This week, Anne Frank would have celebrated her 90th birthday. To commemorate the event, a new painting showing what Anne might have looked like if she was still alive was commissioned and sold at auction in London, with proceeds going to the Anne Frank Trust.
“Reflection” by Scottish artist Fiona Graham-Mackay utilises computer ageing technology to depict the diarist in her bedroom looking towards a mirror reflection of her much older self. In the painting, Frank is framed by cut-out magazine pictures that she stuck above her bed, including a young Princess Elizabeth who represented hope.
Anne’s diary, which she composed as a school girl in the Nazi-occupied Netherlands, is regarded as one of the most significant documents to arise from the Holocaust.
After Hitler’s Germany took the Netherlands on 15 May 1940, prejudicial laws and sanctions were introduced against the Jewish community. For the following two years Anne’s family and several others hid in a trusted friend’s annex, until they were eventually arrested and sent to a concentration camp.
Posthumously published as Diary of a Young Girl, her writing chronicles the hopes and dreams of an ambitious teenager whilst accurately recording their time in hiding.
To commemorate these hopes the Anne Frank Trust UK sold the new painting at their Gala Auction on Wednesday, with the online-bidding reaching $5,100 before the event. Tim Robertson, chief executive of the Trust, said “our only brief was for something that relates who Anne was to how she might be today.”
Scottish artist Graham-Mackay took inspiration from her poignant visit to the Anne Frank House in Amsterdam, becoming captivated by the everyday objects Anne and her family had used.
As a young girl growing up during the civil-war in Nigeria, Anne Frank’s diary was one of only four books Graham-Mackay had owned. “I was trapped in my jungle literally with a few adults and what Anne wrote in an odd way drew me closer to her as a friend. When I returned to Scotland from Nigeria, she came with me and has stayed ever since.”
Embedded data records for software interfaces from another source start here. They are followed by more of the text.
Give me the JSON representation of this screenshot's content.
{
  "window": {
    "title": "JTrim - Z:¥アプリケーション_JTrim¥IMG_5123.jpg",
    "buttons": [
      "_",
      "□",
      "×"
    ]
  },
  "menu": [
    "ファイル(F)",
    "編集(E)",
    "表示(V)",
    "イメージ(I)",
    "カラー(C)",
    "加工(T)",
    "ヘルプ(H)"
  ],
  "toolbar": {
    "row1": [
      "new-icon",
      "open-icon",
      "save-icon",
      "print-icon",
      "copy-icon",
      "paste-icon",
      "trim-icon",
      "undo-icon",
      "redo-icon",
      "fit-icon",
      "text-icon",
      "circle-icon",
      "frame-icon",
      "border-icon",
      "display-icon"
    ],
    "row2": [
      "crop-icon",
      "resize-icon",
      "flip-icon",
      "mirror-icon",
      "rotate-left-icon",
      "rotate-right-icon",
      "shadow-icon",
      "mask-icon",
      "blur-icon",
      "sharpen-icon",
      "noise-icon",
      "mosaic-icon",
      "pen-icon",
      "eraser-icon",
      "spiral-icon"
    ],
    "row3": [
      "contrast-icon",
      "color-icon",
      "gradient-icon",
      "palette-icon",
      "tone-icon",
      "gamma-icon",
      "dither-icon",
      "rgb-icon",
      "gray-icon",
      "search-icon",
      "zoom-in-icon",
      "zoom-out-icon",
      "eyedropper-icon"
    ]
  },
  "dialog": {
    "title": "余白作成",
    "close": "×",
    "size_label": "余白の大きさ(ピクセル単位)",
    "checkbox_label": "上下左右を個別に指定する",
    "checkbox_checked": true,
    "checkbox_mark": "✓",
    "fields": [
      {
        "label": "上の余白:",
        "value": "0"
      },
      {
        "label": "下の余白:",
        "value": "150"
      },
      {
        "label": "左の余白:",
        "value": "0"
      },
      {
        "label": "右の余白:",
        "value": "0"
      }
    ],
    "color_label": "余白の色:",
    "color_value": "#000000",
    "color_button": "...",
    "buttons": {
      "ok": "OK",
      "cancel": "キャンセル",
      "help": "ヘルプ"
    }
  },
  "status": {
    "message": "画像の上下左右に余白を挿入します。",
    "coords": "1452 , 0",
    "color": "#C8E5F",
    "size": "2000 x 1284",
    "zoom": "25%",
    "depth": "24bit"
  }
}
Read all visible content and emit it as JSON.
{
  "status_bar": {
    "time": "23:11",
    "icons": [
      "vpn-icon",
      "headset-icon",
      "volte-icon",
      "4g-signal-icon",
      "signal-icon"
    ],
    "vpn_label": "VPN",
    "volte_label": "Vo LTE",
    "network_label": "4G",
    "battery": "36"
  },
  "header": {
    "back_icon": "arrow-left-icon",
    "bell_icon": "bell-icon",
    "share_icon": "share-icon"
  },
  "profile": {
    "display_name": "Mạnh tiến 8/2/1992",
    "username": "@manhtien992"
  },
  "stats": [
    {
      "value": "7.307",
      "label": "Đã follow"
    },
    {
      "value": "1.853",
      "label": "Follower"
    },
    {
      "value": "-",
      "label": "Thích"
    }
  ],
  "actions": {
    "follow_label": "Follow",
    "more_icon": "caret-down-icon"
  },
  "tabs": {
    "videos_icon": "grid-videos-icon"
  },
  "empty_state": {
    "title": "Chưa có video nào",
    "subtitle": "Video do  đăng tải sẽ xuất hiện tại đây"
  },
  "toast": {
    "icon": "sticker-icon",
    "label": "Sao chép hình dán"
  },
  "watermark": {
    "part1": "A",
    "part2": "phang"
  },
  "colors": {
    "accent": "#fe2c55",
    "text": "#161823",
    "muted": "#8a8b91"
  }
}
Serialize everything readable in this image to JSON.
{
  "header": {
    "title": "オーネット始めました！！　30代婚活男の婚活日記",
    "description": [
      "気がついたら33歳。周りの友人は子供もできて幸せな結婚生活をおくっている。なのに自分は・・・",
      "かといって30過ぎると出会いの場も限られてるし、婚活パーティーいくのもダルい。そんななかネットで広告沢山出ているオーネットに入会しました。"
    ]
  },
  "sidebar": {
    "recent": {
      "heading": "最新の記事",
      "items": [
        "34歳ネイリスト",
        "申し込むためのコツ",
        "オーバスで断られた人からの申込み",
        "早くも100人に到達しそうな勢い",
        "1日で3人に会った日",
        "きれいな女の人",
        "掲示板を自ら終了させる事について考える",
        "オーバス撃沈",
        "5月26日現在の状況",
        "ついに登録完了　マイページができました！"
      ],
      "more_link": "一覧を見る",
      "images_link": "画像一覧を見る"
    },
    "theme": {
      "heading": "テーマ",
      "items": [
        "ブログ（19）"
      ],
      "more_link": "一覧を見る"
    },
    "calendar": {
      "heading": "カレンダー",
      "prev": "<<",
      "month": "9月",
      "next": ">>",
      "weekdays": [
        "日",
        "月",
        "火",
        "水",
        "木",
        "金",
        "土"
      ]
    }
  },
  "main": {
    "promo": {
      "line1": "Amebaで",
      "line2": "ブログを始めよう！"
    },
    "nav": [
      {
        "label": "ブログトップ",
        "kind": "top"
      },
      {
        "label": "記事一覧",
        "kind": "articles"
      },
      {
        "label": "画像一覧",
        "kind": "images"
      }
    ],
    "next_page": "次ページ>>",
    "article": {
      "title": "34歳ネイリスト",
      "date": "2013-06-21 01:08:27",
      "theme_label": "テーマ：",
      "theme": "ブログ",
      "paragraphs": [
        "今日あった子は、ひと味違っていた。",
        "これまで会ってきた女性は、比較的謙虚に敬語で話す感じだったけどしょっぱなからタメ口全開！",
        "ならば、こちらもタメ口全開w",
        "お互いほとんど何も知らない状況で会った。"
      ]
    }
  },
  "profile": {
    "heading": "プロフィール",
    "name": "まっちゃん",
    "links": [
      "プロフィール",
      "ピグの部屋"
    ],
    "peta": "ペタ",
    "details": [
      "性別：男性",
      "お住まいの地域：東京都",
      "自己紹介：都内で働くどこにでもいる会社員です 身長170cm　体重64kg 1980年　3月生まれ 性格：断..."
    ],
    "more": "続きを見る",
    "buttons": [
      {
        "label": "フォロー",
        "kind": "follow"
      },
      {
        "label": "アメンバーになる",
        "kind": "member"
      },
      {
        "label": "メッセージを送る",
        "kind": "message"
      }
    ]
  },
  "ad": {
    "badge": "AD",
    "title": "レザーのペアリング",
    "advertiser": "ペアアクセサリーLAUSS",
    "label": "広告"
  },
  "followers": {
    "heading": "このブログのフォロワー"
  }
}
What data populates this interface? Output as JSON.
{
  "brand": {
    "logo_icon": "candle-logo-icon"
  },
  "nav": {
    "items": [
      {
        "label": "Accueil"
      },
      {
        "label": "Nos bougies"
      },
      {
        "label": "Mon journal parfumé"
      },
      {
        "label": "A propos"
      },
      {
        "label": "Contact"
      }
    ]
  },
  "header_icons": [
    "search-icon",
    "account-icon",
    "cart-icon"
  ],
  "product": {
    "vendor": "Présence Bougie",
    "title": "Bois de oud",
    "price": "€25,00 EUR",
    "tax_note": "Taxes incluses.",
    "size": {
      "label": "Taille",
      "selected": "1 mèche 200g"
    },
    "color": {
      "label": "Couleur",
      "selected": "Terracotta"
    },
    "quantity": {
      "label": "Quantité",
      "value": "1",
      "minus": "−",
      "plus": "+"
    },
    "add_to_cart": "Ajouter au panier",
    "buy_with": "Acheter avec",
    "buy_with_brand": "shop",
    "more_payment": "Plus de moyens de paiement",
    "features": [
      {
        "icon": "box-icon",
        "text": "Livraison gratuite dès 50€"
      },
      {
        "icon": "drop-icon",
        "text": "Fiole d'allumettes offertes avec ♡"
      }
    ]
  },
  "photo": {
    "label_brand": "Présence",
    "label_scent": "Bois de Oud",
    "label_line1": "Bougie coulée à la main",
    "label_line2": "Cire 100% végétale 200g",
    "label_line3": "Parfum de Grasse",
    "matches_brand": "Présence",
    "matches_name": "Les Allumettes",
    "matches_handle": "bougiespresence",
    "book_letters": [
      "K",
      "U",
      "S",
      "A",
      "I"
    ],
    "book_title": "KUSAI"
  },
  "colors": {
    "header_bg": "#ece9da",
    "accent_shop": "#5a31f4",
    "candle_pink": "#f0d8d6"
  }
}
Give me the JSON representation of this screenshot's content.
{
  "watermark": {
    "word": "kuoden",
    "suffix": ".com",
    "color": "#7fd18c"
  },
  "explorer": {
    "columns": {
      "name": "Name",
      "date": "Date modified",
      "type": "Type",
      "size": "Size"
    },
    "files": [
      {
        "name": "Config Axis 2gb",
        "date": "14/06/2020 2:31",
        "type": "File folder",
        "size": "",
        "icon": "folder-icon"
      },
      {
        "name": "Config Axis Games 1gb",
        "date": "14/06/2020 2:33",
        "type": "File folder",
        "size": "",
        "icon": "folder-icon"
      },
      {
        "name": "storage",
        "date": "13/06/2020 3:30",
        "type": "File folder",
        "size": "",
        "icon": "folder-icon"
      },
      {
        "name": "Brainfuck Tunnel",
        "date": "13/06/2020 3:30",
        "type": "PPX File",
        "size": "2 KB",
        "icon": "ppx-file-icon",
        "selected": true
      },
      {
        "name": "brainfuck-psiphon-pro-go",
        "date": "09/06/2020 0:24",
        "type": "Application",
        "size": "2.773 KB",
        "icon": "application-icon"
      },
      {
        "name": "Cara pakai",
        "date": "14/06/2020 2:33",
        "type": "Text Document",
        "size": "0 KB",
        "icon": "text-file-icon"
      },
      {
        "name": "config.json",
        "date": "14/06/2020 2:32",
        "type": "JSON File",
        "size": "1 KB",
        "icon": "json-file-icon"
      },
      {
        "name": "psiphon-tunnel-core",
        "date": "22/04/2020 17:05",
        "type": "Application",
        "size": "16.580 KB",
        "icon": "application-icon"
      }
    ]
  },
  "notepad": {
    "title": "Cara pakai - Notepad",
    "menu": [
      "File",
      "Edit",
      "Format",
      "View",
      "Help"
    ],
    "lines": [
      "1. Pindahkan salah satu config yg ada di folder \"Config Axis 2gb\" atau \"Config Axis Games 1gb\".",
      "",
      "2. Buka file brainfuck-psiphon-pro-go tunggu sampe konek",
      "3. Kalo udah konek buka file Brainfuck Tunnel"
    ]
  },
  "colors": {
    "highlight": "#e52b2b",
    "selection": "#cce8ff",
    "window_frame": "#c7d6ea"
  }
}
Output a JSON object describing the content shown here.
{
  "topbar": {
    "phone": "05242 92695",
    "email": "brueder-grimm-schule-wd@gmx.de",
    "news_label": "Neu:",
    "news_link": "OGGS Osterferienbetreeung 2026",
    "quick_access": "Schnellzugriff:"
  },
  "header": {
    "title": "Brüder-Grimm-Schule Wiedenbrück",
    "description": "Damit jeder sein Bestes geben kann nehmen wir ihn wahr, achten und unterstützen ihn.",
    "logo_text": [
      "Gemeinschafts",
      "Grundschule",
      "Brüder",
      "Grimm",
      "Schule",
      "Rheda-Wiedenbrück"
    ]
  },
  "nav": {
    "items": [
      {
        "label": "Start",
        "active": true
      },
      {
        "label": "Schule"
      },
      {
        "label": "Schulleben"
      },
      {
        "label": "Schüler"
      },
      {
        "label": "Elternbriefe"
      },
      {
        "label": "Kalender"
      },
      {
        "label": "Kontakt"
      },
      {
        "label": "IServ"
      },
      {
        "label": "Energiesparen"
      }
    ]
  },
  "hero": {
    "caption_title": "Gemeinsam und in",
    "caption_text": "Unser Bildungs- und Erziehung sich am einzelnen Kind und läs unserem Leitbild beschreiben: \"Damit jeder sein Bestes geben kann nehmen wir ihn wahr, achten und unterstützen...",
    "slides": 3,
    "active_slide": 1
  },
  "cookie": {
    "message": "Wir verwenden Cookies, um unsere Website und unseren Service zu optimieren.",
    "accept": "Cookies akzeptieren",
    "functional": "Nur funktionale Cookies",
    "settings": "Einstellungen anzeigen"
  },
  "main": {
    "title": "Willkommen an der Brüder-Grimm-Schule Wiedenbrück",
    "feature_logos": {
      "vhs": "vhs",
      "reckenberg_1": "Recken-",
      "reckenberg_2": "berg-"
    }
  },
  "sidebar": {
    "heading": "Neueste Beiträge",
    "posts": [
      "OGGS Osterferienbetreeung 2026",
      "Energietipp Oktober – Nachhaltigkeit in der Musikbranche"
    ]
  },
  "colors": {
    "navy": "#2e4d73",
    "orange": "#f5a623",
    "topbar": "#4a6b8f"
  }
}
Frank’s step-sister, Dr Eva Schloss, who along with her mother managed to escape the Holocaust, said the painting was “a very lovely idea.”
Speaking to BBC Scotland’s The Nine about a new exhibition on Frank’s life, Dr Schloss remarked that “Anne has become immortal”. Similar to Graham-Mackay’s painting, the exhibition at St Mungo Museum of Religious Life and Art in Glasgow also displays a life-size replica of Anne’s bedroom in the secret annex.
Money raised from the sale of the painting will fund the Anne Frank Trust’s school programme to teach children about the dangers of prejudice. Reflecting in an interview on the message of her painting, Graham-Mackay recently emphasised the importance of acceptance, “because a little kindness goes a long way and I think our society really has forgotten that.”